Third—look better after our wild game animals and our feathered game. The honest huntsman too often use the bullet rather than shot, and the camera even more often than the rifle. For those who care not and will not limit the number of the kill in a day or a season, see to it that they are condemned by public opinion.
Indeed, gentlemen, the reasons I have enumerated for better conditions and more sportsmen-like methods will, I trust commend themselves to you. After all, dear fellow-sportsmen, it is not the replete creel, nor the over-laden bag, nor the number of the kill for which we seek in the grand old forests, or on lake, stream or river. It is, believe me, the respite from cares and the peace that comes to wearied and overtaxed minds and bodies. It is the cool, refreshing, soothing, healing air that comforts and restores. 'Tis the freedom of the wild, far, far away from the feverish pulsation of cities' strife. It is the magic balm, born 'mid the everlasting hills, fresh from the hearts of the pine, that gives the joys for which they crave. `Tis the beauty of heaven's zone of blue, of the changing clouds of sky, or the sweet song of brook's lullaby. Nay, it may be the golden purpling of eventide at the close of a well-spent day, when the dazzling orb bids good-night to its beloved hills ; or, perchance, the splendor of a day new born, when its blush first spreads o'er the fast-fleeing, fleecy clouds, and the greeting kiss of morn is given. Methinks it might be the fairy lights that from camp-fires gleam, where rested and refreshed, adventures and the luck are chatted over and over, while far above in the velvet blackness of fast-coming night, blossom the golden sparkling stars like mystic flowers under the touch of the great Magician. I know not what in reality it is. I only know that the grand, dear woods always, whether in storm or sunshine, daylight or darkness, morn or eventide, are replete with so much that thrills and intoxicates the senses, that I can better understand now,in the years that have been granted me, how even the savage, who knew not civilization or education, gleaned enough, each one for himself, enough to satisfy and delight, so that when he knew that his days had come and gone, wished only to be transported to a happy hunting ground, his one strong wish and desire even while the angel of death was nigh. This thought to him was dear, crude even as he was in his methods of capture and kill, devoid as he was of the comforts that now are ours.

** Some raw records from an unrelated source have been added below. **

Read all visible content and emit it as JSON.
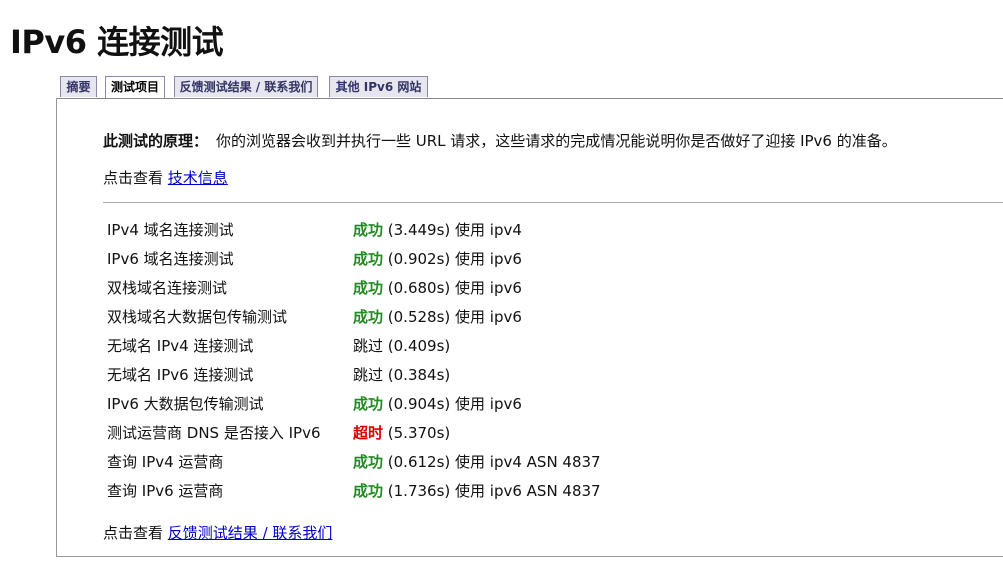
{
  "page": {
    "title": "IPv6 连接测试"
  },
  "tabs": [
    {
      "label": "摘要",
      "active": false
    },
    {
      "label": "测试项目",
      "active": true
    },
    {
      "label": "反馈测试结果 / 联系我们",
      "active": false
    },
    {
      "label": "其他 IPv6 网站",
      "active": false
    }
  ],
  "principle": {
    "label": "此测试的原理：",
    "text": "你的浏览器会收到并执行一些 URL 请求，这些请求的完成情况能说明你是否做好了迎接 IPv6 的准备。"
  },
  "tech_info": {
    "prefix": "点击查看",
    "link": "技术信息"
  },
  "results": [
    {
      "name": "IPv4 域名连接测试",
      "status": "成功",
      "kind": "ok",
      "detail": " (3.449s) 使用 ipv4"
    },
    {
      "name": "IPv6 域名连接测试",
      "status": "成功",
      "kind": "ok",
      "detail": " (0.902s) 使用 ipv6"
    },
    {
      "name": "双栈域名连接测试",
      "status": "成功",
      "kind": "ok",
      "detail": " (0.680s) 使用 ipv6"
    },
    {
      "name": "双栈域名大数据包传输测试",
      "status": "成功",
      "kind": "ok",
      "detail": " (0.528s) 使用 ipv6"
    },
    {
      "name": "无域名 IPv4 连接测试",
      "status": "跳过",
      "kind": "skip",
      "detail": " (0.409s)"
    },
    {
      "name": "无域名 IPv6 连接测试",
      "status": "跳过",
      "kind": "skip",
      "detail": " (0.384s)"
    },
    {
      "name": "IPv6 大数据包传输测试",
      "status": "成功",
      "kind": "ok",
      "detail": " (0.904s) 使用 ipv6"
    },
    {
      "name": "测试运营商 DNS 是否接入 IPv6",
      "status": "超时",
      "kind": "timeout",
      "detail": " (5.370s)"
    },
    {
      "name": "查询 IPv4 运营商",
      "status": "成功",
      "kind": "ok",
      "detail": " (0.612s) 使用 ipv4 ASN 4837"
    },
    {
      "name": "查询 IPv6 运营商",
      "status": "成功",
      "kind": "ok",
      "detail": " (1.736s) 使用 ipv6 ASN 4837"
    }
  ],
  "feedback": {
    "prefix": "点击查看",
    "link": "反馈测试结果 / 联系我们"
  },
  "colors": {
    "success": "#228b22",
    "timeout": "#dd0000",
    "link": "#0000cc"
  }
}
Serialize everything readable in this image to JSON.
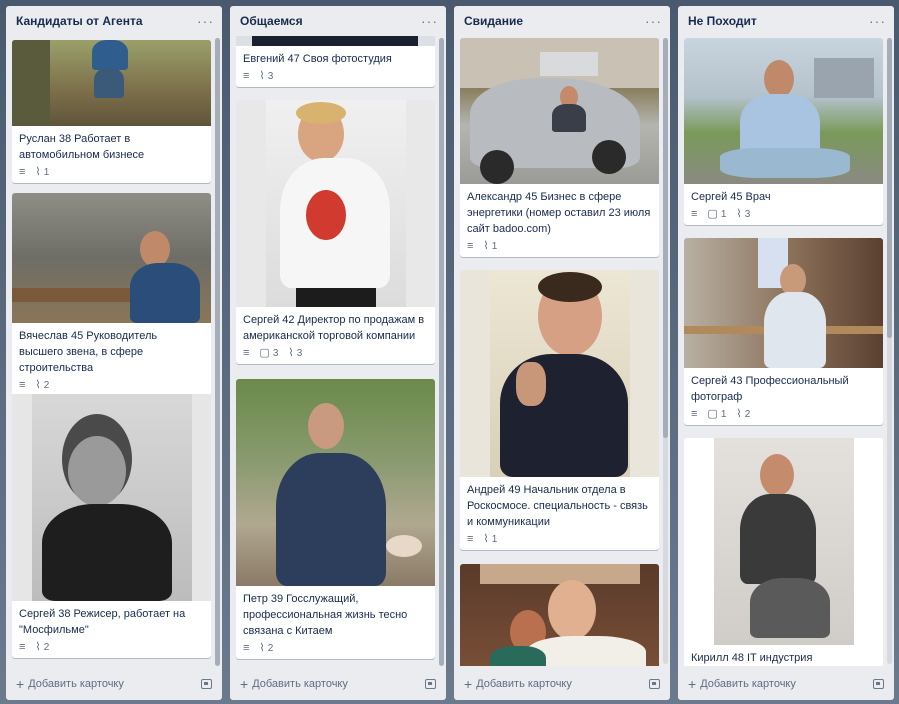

If, then, we learn the lessons, the real and true G. W. Batchelder and Guide after Caribou lessons, taught to us by every leaf and flower, by bird, bush and bud, by bending twig, by the life in the waters, by the fleet and swift inhabitants of hill, dale and forest, by sky and mountain, by meadow and lakeland, stream and river, we learn only truth, only the good and pure, and we are the better in each and every way.
FRANK M. JOHNSON, M.D.